[[ DATA SUPPLIED open ]]

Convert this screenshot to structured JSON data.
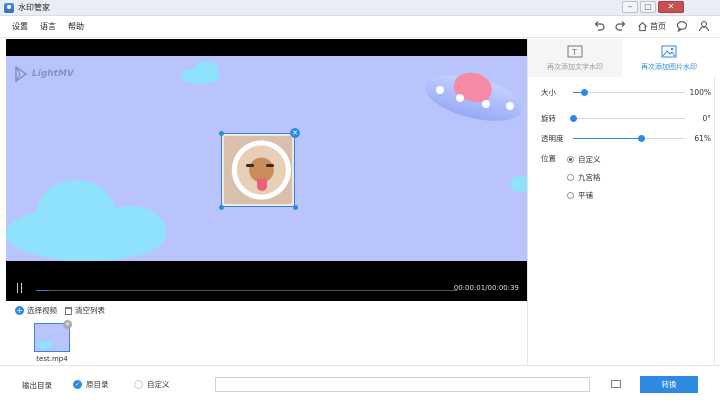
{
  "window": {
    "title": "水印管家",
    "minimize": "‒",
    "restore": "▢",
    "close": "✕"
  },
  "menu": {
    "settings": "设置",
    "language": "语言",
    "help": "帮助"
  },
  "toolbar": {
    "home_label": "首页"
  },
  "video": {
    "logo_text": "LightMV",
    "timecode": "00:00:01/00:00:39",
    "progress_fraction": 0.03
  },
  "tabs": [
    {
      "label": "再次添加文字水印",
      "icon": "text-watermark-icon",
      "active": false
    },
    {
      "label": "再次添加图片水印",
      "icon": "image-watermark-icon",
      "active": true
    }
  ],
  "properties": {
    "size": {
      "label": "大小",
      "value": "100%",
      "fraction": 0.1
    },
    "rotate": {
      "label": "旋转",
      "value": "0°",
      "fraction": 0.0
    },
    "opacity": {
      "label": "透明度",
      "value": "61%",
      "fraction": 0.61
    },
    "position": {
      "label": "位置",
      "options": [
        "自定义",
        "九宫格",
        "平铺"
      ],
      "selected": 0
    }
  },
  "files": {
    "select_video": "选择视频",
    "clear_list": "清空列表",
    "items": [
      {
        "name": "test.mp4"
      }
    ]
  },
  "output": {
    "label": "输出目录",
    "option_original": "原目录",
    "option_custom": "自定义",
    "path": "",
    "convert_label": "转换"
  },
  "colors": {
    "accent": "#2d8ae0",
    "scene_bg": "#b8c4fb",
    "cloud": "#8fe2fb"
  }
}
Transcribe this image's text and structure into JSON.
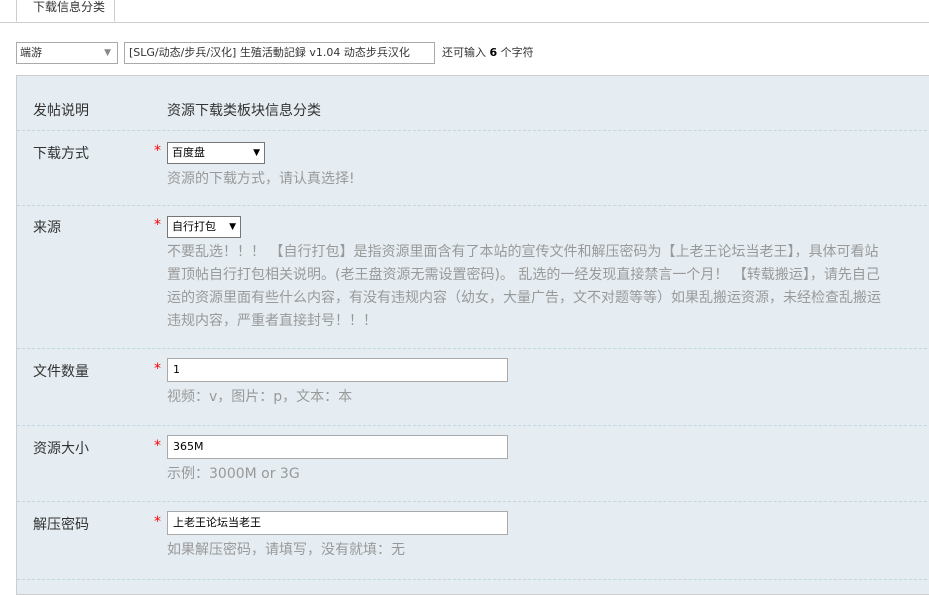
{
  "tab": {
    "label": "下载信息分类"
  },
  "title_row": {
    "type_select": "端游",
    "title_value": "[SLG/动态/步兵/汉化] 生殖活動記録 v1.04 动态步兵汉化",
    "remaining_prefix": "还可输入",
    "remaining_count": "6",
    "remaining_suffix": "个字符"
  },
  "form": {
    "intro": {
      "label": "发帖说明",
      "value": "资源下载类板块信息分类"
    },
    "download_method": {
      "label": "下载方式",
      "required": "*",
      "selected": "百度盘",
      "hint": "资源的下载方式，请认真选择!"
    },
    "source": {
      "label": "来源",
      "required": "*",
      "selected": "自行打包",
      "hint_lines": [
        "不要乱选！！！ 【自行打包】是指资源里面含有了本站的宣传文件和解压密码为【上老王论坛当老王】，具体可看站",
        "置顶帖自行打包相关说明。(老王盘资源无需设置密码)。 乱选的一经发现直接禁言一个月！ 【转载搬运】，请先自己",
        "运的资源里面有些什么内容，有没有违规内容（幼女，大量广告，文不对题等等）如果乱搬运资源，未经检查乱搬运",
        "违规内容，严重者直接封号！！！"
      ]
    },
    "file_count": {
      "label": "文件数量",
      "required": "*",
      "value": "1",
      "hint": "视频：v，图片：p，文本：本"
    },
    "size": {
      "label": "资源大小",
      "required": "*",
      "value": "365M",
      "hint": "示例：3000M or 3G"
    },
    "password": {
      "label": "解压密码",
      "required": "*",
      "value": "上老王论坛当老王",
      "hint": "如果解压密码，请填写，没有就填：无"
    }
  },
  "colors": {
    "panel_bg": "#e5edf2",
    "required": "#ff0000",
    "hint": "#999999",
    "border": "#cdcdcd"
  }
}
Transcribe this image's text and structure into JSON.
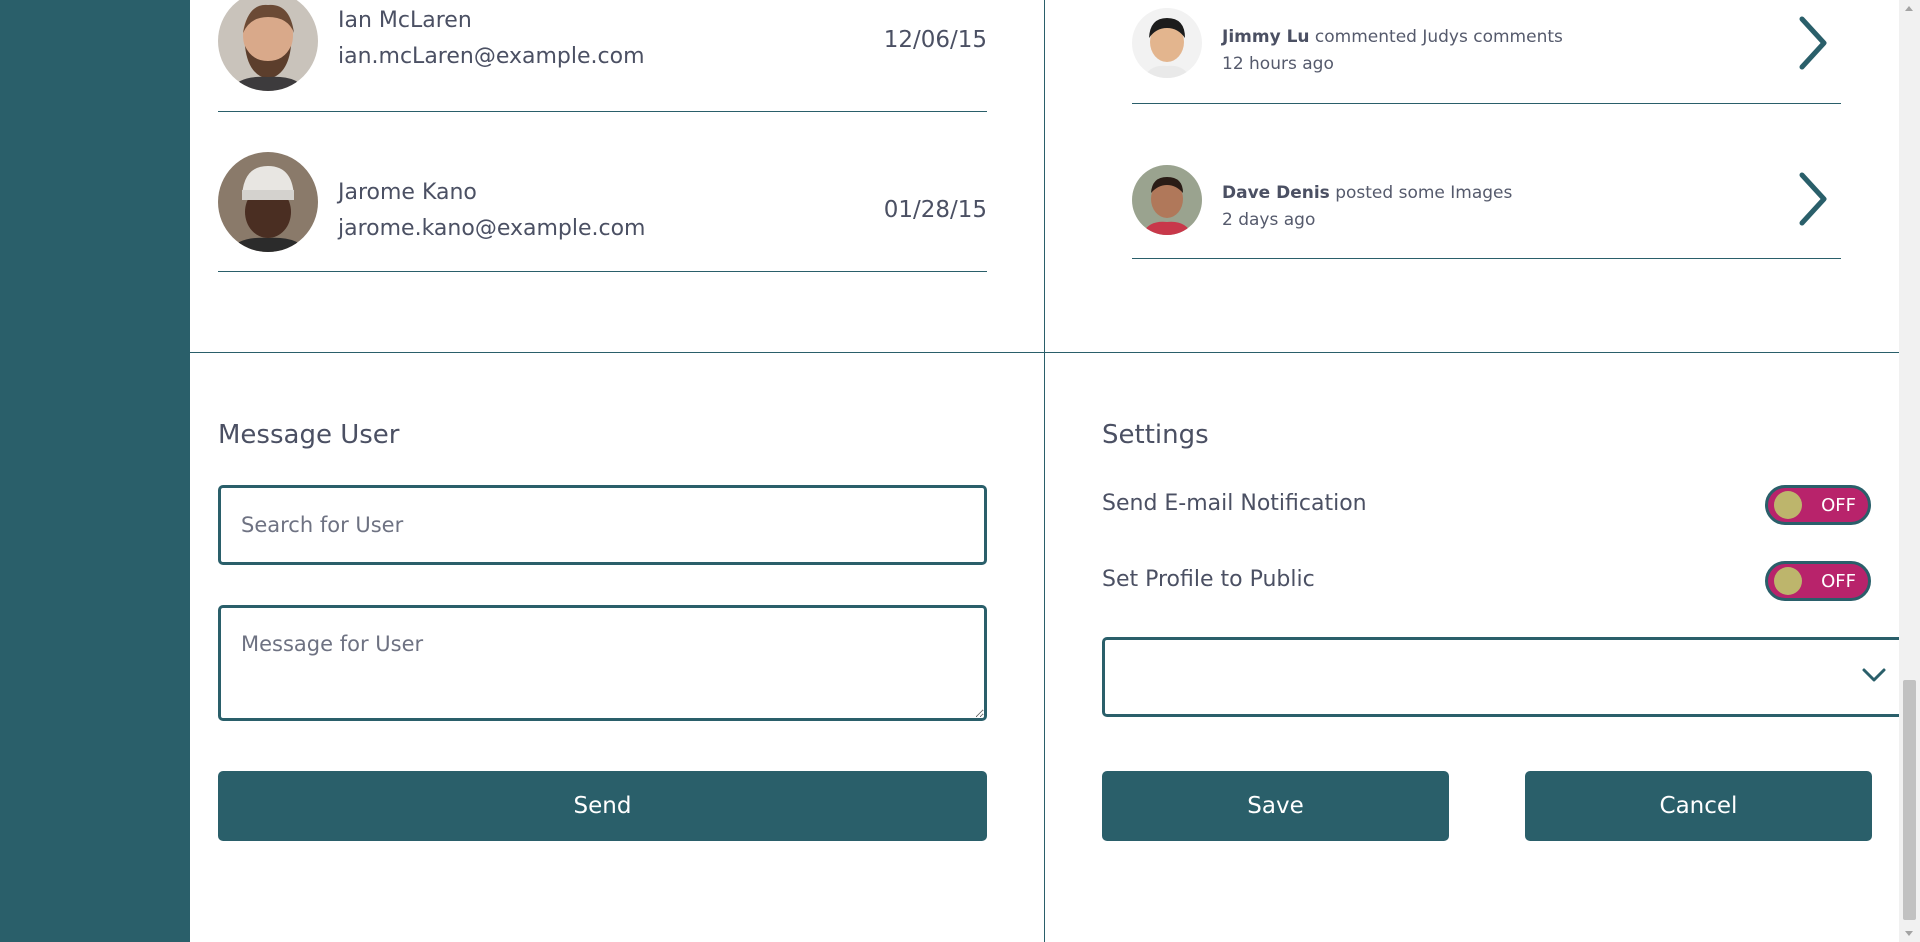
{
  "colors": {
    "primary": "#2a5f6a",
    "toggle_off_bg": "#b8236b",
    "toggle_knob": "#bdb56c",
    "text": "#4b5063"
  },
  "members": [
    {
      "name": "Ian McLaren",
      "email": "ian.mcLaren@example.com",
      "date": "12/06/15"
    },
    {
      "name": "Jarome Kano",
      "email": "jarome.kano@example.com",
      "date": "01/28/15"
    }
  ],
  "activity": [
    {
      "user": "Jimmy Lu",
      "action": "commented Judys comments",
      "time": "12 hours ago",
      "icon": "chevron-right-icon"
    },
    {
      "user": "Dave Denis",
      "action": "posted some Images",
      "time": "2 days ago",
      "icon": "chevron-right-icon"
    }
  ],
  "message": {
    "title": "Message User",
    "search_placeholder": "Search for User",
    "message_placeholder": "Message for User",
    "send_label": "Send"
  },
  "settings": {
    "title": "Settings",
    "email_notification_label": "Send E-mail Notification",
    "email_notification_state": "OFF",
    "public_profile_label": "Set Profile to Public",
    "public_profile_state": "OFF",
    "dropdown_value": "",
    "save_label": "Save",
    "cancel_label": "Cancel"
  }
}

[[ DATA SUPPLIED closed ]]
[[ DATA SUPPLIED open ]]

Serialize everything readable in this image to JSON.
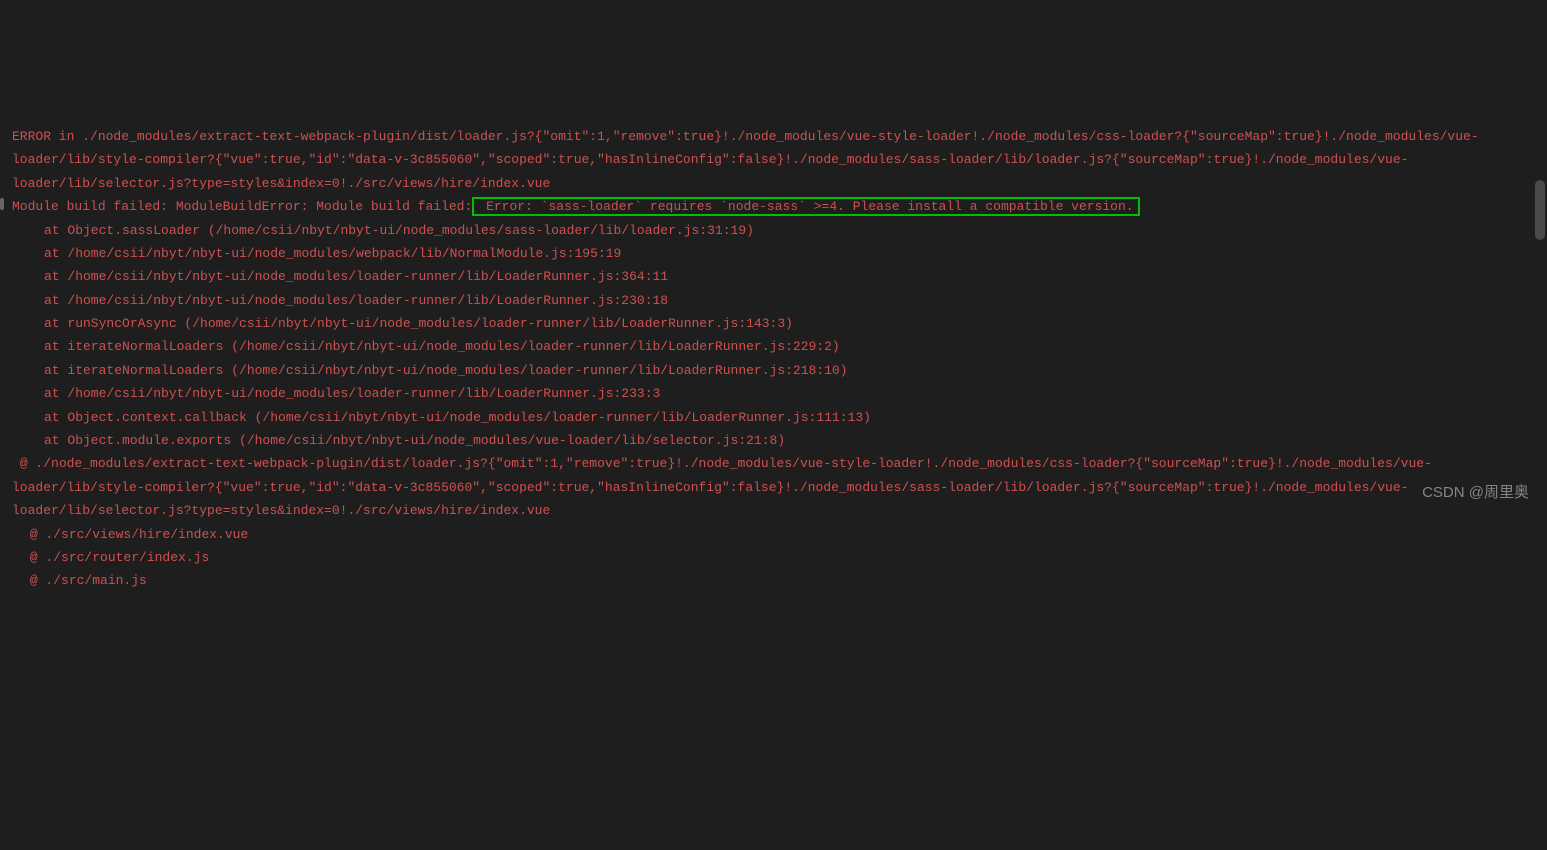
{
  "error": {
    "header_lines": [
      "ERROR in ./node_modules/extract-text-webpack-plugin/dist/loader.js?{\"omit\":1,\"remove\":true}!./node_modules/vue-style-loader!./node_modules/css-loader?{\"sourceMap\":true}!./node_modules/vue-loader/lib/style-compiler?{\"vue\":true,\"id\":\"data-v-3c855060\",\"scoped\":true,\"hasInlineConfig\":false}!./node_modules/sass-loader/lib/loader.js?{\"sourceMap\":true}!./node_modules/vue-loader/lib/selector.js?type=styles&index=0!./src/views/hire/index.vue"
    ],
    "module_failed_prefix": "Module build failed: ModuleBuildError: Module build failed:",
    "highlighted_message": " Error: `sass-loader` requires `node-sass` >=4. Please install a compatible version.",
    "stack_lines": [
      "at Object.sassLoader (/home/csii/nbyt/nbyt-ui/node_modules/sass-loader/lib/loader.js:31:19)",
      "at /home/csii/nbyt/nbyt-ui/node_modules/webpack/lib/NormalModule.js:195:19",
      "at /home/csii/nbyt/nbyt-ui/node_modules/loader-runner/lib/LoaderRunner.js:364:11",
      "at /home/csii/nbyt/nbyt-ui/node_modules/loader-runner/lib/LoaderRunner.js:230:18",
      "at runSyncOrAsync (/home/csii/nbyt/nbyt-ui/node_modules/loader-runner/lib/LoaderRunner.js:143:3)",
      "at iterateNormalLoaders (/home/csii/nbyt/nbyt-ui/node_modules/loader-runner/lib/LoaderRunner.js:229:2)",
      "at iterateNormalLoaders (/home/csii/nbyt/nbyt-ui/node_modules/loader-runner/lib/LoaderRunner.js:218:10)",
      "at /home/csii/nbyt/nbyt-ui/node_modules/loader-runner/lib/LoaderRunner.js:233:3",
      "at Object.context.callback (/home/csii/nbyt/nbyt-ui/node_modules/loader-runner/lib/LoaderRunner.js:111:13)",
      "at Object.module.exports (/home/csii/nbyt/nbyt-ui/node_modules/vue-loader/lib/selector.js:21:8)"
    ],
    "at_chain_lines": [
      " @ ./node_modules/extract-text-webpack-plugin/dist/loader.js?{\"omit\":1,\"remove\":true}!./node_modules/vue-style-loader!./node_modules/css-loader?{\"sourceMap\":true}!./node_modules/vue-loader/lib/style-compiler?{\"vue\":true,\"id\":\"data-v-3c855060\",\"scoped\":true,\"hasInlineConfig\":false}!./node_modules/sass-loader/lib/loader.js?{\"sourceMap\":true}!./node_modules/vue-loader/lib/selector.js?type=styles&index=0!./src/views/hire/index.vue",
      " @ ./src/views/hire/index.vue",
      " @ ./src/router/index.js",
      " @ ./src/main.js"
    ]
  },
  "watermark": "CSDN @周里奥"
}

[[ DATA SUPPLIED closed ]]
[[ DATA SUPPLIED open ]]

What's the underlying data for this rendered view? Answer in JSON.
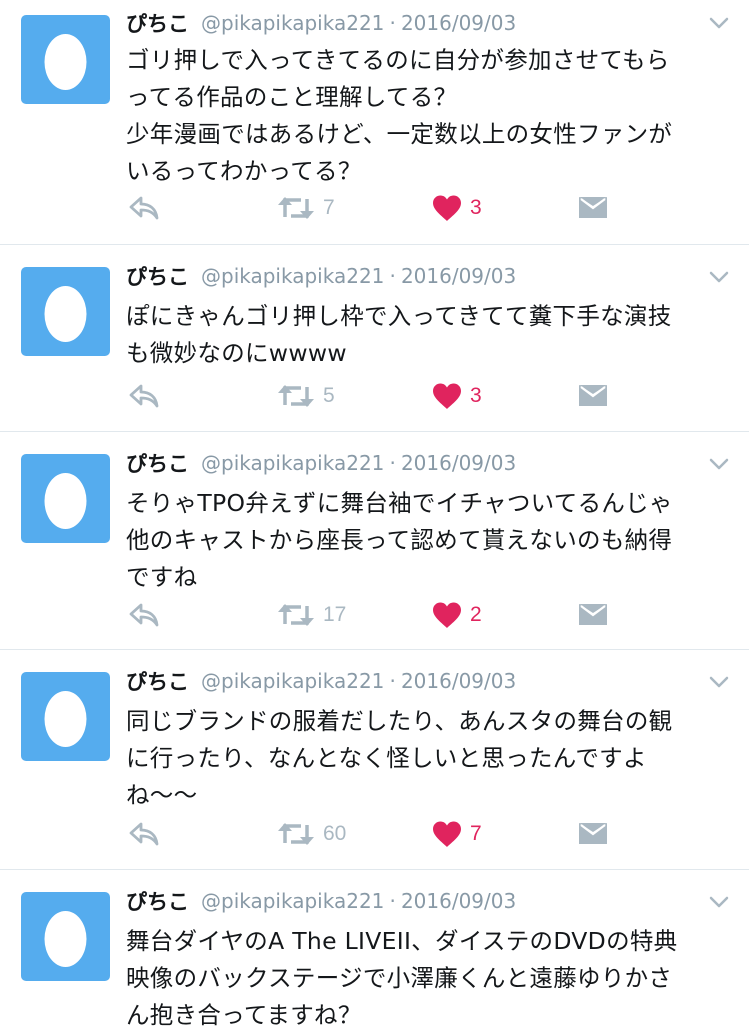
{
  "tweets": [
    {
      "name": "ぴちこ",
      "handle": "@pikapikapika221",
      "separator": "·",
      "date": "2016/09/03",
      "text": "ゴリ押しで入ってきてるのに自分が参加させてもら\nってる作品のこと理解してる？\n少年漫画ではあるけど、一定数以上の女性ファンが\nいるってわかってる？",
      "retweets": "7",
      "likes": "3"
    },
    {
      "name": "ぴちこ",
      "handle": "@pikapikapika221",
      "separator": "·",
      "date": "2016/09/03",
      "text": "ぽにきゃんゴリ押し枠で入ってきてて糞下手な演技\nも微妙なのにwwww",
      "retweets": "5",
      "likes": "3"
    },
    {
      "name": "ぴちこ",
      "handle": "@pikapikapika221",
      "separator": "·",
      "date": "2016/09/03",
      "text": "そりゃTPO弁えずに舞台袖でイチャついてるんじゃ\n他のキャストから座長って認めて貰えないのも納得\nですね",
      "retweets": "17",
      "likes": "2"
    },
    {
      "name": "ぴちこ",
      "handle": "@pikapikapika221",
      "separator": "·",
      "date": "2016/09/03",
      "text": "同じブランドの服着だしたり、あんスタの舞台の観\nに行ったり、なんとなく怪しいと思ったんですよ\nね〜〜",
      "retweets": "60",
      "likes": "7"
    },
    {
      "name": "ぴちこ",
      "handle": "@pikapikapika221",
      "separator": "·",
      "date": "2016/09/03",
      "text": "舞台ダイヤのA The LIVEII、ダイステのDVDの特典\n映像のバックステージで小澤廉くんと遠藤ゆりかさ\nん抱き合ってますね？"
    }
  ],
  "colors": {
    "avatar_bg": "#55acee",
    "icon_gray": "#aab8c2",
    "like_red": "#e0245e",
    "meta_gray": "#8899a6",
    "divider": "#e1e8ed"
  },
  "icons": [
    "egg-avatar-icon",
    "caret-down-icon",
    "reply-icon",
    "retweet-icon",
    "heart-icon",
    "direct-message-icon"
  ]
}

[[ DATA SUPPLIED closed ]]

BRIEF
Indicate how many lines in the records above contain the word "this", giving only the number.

TASK OUTPUT
5